Problem: Copy each line from the listing below where the word "icon" shows up.
▶
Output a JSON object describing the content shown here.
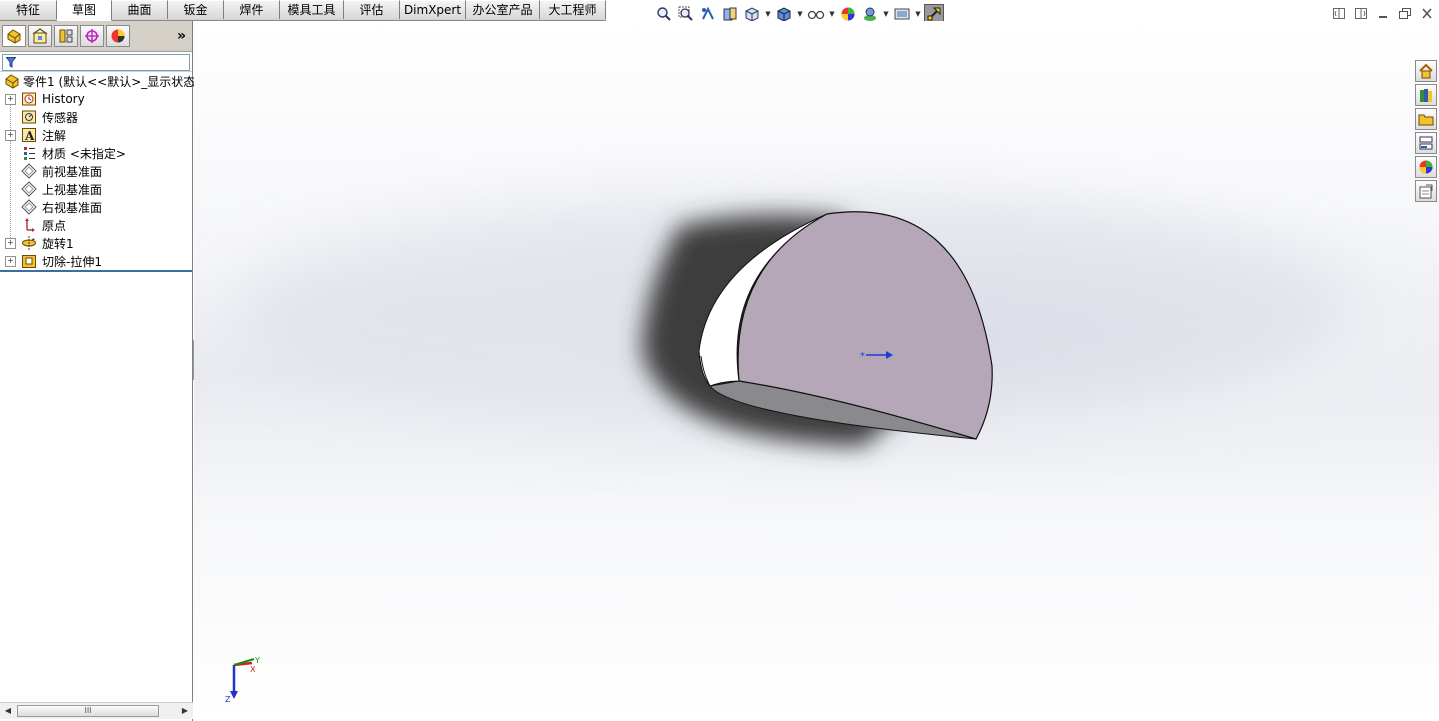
{
  "command_tabs": [
    "特征",
    "草图",
    "曲面",
    "钣金",
    "焊件",
    "模具工具",
    "评估",
    "DimXpert",
    "办公室产品",
    "大工程师"
  ],
  "active_tab": "草图",
  "tree": {
    "root": "零件1  (默认<<默认>_显示状态",
    "items": [
      {
        "label": "History",
        "icon": "history-icon",
        "expandable": true
      },
      {
        "label": "传感器",
        "icon": "sensor-icon",
        "expandable": false
      },
      {
        "label": "注解",
        "icon": "annotation-icon",
        "expandable": true
      },
      {
        "label": "材质 <未指定>",
        "icon": "material-icon",
        "expandable": false
      },
      {
        "label": "前视基准面",
        "icon": "plane-icon",
        "expandable": false
      },
      {
        "label": "上视基准面",
        "icon": "plane-icon",
        "expandable": false
      },
      {
        "label": "右视基准面",
        "icon": "plane-icon",
        "expandable": false
      },
      {
        "label": "原点",
        "icon": "origin-icon",
        "expandable": false
      },
      {
        "label": "旋转1",
        "icon": "revolve-icon",
        "expandable": true
      },
      {
        "label": "切除-拉伸1",
        "icon": "cut-extrude-icon",
        "expandable": true
      }
    ]
  },
  "panel_more": "»",
  "scroll_grip": "III",
  "triad": {
    "x": "X",
    "y": "Y",
    "z": "Z"
  },
  "colors": {
    "model_face": "#b5a7b7",
    "model_side": "#ffffff",
    "model_bottom": "#8a8a8e",
    "shadow": "#3c3c3e",
    "selection_blue": "#3a6ea5"
  }
}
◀
Result:
        "icon": "history-icon",
        "icon": "sensor-icon",
        "icon": "annotation-icon",
        "icon": "material-icon",
        "icon": "plane-icon",
        "icon": "plane-icon",
        "icon": "plane-icon",
        "icon": "origin-icon",
        "icon": "revolve-icon",
        "icon": "cut-extrude-icon",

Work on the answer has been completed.